[Data records for software interfaces]
^^^^^^^^

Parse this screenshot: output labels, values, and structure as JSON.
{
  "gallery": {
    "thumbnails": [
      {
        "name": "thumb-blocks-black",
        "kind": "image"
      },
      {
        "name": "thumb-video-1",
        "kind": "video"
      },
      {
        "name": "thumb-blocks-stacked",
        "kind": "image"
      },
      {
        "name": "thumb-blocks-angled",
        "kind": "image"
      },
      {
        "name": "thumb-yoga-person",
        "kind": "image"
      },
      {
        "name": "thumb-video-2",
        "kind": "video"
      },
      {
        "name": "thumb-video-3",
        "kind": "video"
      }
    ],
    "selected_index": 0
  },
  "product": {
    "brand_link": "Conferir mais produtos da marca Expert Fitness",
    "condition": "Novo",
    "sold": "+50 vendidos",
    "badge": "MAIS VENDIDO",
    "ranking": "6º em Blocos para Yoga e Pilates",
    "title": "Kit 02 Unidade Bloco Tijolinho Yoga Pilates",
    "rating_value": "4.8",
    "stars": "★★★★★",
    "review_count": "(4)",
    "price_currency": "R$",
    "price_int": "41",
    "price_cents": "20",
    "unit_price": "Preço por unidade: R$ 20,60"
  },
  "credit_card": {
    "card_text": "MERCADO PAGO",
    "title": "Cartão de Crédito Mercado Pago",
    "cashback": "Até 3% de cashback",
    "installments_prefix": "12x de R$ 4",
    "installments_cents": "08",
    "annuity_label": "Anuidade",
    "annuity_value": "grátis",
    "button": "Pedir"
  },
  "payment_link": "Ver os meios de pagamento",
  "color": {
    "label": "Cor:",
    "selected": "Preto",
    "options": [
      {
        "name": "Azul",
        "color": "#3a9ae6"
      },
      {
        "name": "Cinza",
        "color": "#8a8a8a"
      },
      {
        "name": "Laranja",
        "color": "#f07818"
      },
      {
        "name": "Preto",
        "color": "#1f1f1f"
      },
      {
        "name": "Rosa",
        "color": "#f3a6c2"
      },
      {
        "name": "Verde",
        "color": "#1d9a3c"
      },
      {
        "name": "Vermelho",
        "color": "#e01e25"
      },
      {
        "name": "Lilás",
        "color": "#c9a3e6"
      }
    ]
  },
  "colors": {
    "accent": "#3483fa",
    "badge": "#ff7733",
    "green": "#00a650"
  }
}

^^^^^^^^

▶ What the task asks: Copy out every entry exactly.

▶ Reply to the exercise:
Parse this screenshot: output labels, values, and structure as JSON.
{
  "gallery": {
    "thumbnails": [
      {
        "name": "thumb-blocks-black",
        "kind": "image"
      },
      {
        "name": "thumb-video-1",
        "kind": "video"
      },
      {
        "name": "thumb-blocks-stacked",
        "kind": "image"
      },
      {
        "name": "thumb-blocks-angled",
        "kind": "image"
      },
      {
        "name": "thumb-yoga-person",
        "kind": "image"
      },
      {
        "name": "thumb-video-2",
        "kind": "video"
      },
      {
        "name": "thumb-video-3",
        "kind": "video"
      }
    ],
    "selected_index": 0
  },
  "product": {
    "brand_link": "Conferir mais produtos da marca Expert Fitness",
    "condition": "Novo",
    "sold": "+50 vendidos",
    "badge": "MAIS VENDIDO",
    "ranking": "6º em Blocos para Yoga e Pilates",
    "title": "Kit 02 Unidade Bloco Tijolinho Yoga Pilates",
    "rating_value": "4.8",
    "stars": "★★★★★",
    "review_count": "(4)",
    "price_currency": "R$",
    "price_int": "41",
    "price_cents": "20",
    "unit_price": "Preço por unidade: R$ 20,60"
  },
  "credit_card": {
    "card_text": "MERCADO PAGO",
    "title": "Cartão de Crédito Mercado Pago",
    "cashback": "Até 3% de cashback",
    "installments_prefix": "12x de R$ 4",
    "installments_cents": "08",
    "annuity_label": "Anuidade",
    "annuity_value": "grátis",
    "button": "Pedir"
  },
  "payment_link": "Ver os meios de pagamento",
  "color": {
    "label": "Cor:",
    "selected": "Preto",
    "options": [
      {
        "name": "Azul",
        "color": "#3a9ae6"
      },
      {
        "name": "Cinza",
        "color": "#8a8a8a"
      },
      {
        "name": "Laranja",
        "color": "#f07818"
      },
      {
        "name": "Preto",
        "color": "#1f1f1f"
      },
      {
        "name": "Rosa",
        "color": "#f3a6c2"
      },
      {
        "name": "Verde",
        "color": "#1d9a3c"
      },
      {
        "name": "Vermelho",
        "color": "#e01e25"
      },
      {
        "name": "Lilás",
        "color": "#c9a3e6"
      }
    ]
  },
  "colors": {
    "accent": "#3483fa",
    "badge": "#ff7733",
    "green": "#00a650"
  }
}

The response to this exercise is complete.